TASK OBJECTIVE
Give only the number of lines in the records that include "에스코트".

#### RECORDS SUPPLIED

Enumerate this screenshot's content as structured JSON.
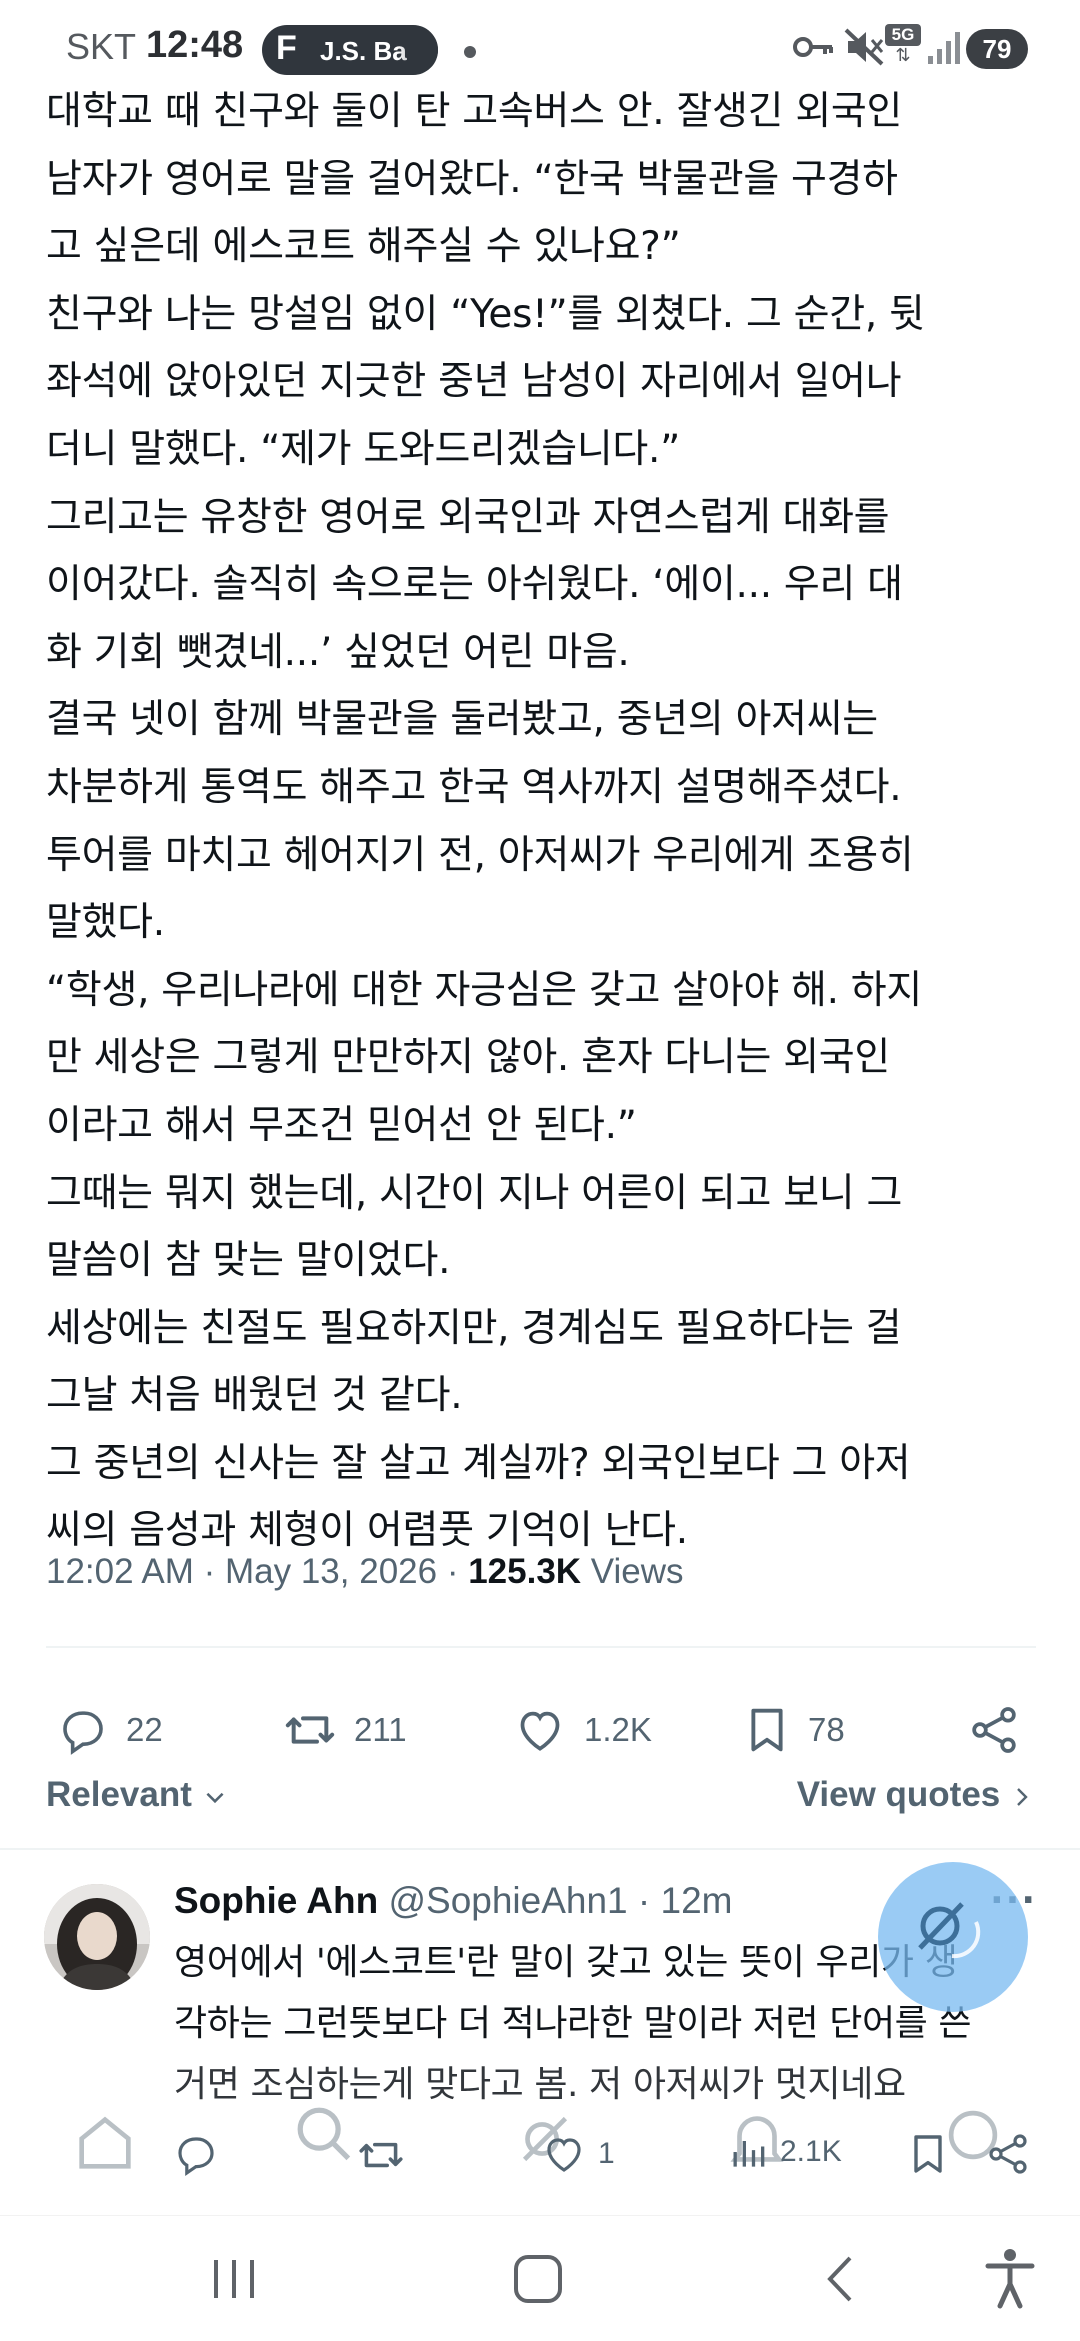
{
  "status_bar": {
    "carrier": "SKT",
    "time": "12:48",
    "notification_pill": "J.S. Ba",
    "network": "5G",
    "battery": "79"
  },
  "tweet": {
    "lines": [
      "대학교 때 친구와 둘이 탄 고속버스 안. 잘생긴 외국인",
      "남자가 영어로 말을 걸어왔다. “한국 박물관을 구경하",
      "고 싶은데 에스코트 해주실 수 있나요?”",
      "친구와 나는 망설임 없이 “Yes!”를 외쳤다. 그 순간, 뒷",
      "좌석에 앉아있던 지긋한 중년 남성이 자리에서 일어나",
      "더니 말했다. “제가 도와드리겠습니다.”",
      "그리고는 유창한 영어로 외국인과 자연스럽게 대화를",
      "이어갔다. 솔직히 속으로는 아쉬웠다. ‘에이... 우리 대",
      "화 기회 뺏겼네...’ 싶었던 어린 마음.",
      "결국 넷이 함께 박물관을 둘러봤고, 중년의 아저씨는",
      "차분하게 통역도 해주고 한국 역사까지 설명해주셨다.",
      "투어를 마치고 헤어지기 전, 아저씨가 우리에게 조용히",
      "말했다.",
      "“학생, 우리나라에 대한 자긍심은 갖고 살아야 해. 하지",
      "만 세상은 그렇게 만만하지 않아. 혼자 다니는 외국인",
      "이라고 해서 무조건 믿어선 안 된다.”",
      "그때는 뭐지 했는데, 시간이 지나 어른이 되고 보니 그",
      "말씀이 참 맞는 말이었다.",
      "세상에는 친절도 필요하지만, 경계심도 필요하다는 걸",
      "그날 처음 배웠던 것 같다.",
      "그 중년의 신사는 잘 살고 계실까? 외국인보다 그 아저",
      "씨의 음성과 체형이 어렴풋 기억이 난다."
    ],
    "time": "12:02 AM",
    "sep1": " · ",
    "date": "May 13, 2026",
    "sep2": " · ",
    "views_count": "125.3K",
    "views_label": " Views",
    "replies": "22",
    "reposts": "211",
    "likes": "1.2K",
    "bookmarks": "78"
  },
  "sort": {
    "label": "Relevant",
    "view_quotes": "View quotes"
  },
  "reply": {
    "name": "Sophie Ahn",
    "handle": " @SophieAhn1",
    "time": " · 12m",
    "more": "···",
    "lines": [
      "영어에서 '에스코트'란 말이 갖고 있는 뜻이 우리가 생",
      "각하는 그런뜻보다 더 적나라한 말이라 저런 단어를 쓴",
      "거면 조심하는게 맞다고 봄. 저 아저씨가 멋지네요"
    ],
    "likes": "1",
    "views": "2.1K"
  },
  "colors": {
    "text": "#0f1419",
    "secondary": "#536471",
    "divider": "#eff3f4",
    "fab": "#78b9f0"
  }
}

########

ANSWER BELOW
2